“You’ll see some mind-blowing numbers when it comes to Elvis, the same types of numbers you’d see for the The Beatles,” van Gool said.
There hasn’t been a lot of change in the Elvis market in the last 10 to 20 years, he said, and the market for Elvis-related collectibles remains strong and steady.
“The fact that they’re still, every year, coming out with new merchandise is a very healthy sign that the market is there,” van Gool said. Toys, calendars, T-shirts, vinyl records, movie posters, books, commemorative plates, DVDs … the list of Elvis-related collectibles is almost endless.
“I know that Graceland draws a lot of people every year, and just about everyone will walk out of there buying something,” van Gool said. “I truly believe that collectors are born in the gift shop. Graceland is very important.”
If you’re wondering where to get the most bang for your Elvis buck, look toward the elite items, where demand far outstrips supply, such as Elvis’ autograph, a piece of his jewelry or clothing, or any of the first five Sun Records singles, van Gool said. Items from the 1950s command the best prices, followed by those from the 1960s and 1970s, he added. Just be careful to choose authenticated items, as everything from Elvis’ jumpsuits his signature have been replicated.
If you’re just getting started collecting Elvis memorabilia, the options for collecting can be overwhelming, as Elvis had so many different eras in his career. The rule of thumb is that items from the 1950s are the most expensive, followed by those from the 1960s and 1970s.
“With Elvis, if you want to start working your ways backwards, start with everything from 1977. When he passed away, there must’ve been 50 different magazine specials and 100 newspapers that wrote about him, and commemorative coins and commemorative everything. That can be a great point to start,” he said. From there, you might want to look at old tour programs or Vegas pieces.
Whatever route, van Gool recommends following a basic rule of thumb.
“I would rather spend $10 on something that’s 30 years old than spend $10 on something that was released yesterday,” van Gool said. “Everything that was released today comes out at a premium, and for the next 10 years, the price will drop.”
For related items that you may enjoy in our Goldmine store:

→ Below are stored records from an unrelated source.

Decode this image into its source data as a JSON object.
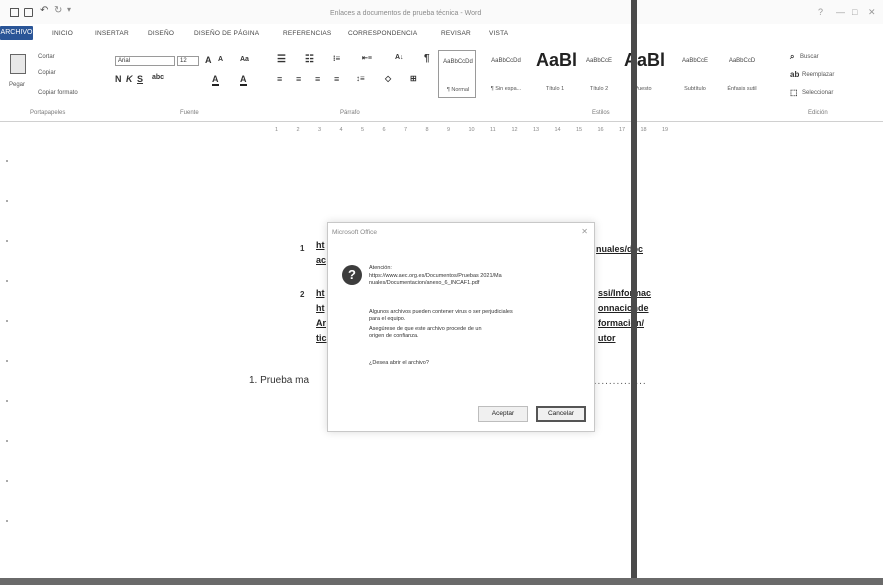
{
  "window": {
    "title": "Enlaces a documentos de prueba técnica - Word",
    "controls": [
      "?",
      "—",
      "□",
      "✕"
    ]
  },
  "ribbon_tabs": {
    "file": "ARCHIVO",
    "items": [
      "INICIO",
      "INSERTAR",
      "DISEÑO",
      "DISEÑO DE PÁGINA",
      "REFERENCIAS",
      "CORRESPONDENCIA",
      "REVISAR",
      "VISTA"
    ]
  },
  "clipboard": {
    "paste": "Pegar",
    "cut": "Cortar",
    "copy": "Copiar",
    "format_painter": "Copiar formato",
    "label": "Portapapeles"
  },
  "font": {
    "name": "Arial",
    "size": "12",
    "label": "Fuente"
  },
  "paragraph": {
    "label": "Párrafo"
  },
  "styles": {
    "label": "Estilos",
    "items": [
      {
        "sample": "AaBbCcDd",
        "name": "¶ Normal",
        "big": false
      },
      {
        "sample": "AaBbCcDd",
        "name": "¶ Sin espa...",
        "big": false
      },
      {
        "sample": "AaBl",
        "name": "Título 1",
        "big": true
      },
      {
        "sample": "AaBbCcE",
        "name": "Título 2",
        "big": false
      },
      {
        "sample": "AaBl",
        "name": "Puesto",
        "big": true
      },
      {
        "sample": "AaBbCcE",
        "name": "Subtítulo",
        "big": false
      },
      {
        "sample": "AaBbCcD",
        "name": "Énfasis sutil",
        "big": false
      }
    ]
  },
  "editing": {
    "find": "Buscar",
    "replace": "Reemplazar",
    "select": "Seleccionar",
    "label": "Edición"
  },
  "ruler_ticks": [
    "1",
    "2",
    "3",
    "4",
    "5",
    "6",
    "7",
    "8",
    "9",
    "10",
    "11",
    "12",
    "13",
    "14",
    "15",
    "16",
    "17",
    "18",
    "19"
  ],
  "document": {
    "list_numbers": [
      "1",
      "2"
    ],
    "links": [
      "ht",
      "ac",
      "ht",
      "ht",
      "Ar",
      "tic"
    ],
    "links_right": [
      "nuales/doc",
      "ssi/Informac",
      "onnacionde",
      "formacion/",
      "utor"
    ],
    "heading": "1. Prueba ma",
    "leader": "..............."
  },
  "dialog": {
    "title": "Microsoft Office",
    "close": "✕",
    "icon": "?",
    "lines": [
      "Atención:",
      "https://www.aec.org.es/Documentos/Pruebas 2021/Ma",
      "nuales/Documentacion/anexo_6_INCAF1.pdf",
      "",
      "Algunos archivos pueden contener virus o ser perjudiciales",
      "para el equipo.",
      "Asegúrese de que este archivo procede de un",
      "origen de confianza.",
      "",
      "¿Desea abrir el archivo?"
    ],
    "accept": "Aceptar",
    "cancel": "Cancelar"
  }
}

• People have come to rely on the book on 45 RPM record pricing: “Goldmine® Price Guide to 45 RPM Records, 7th Edition
• Get a Goldmine collective on The Beatles, “Meet the Fab Four CD”
• And click here to check out other record price guides from Goldmine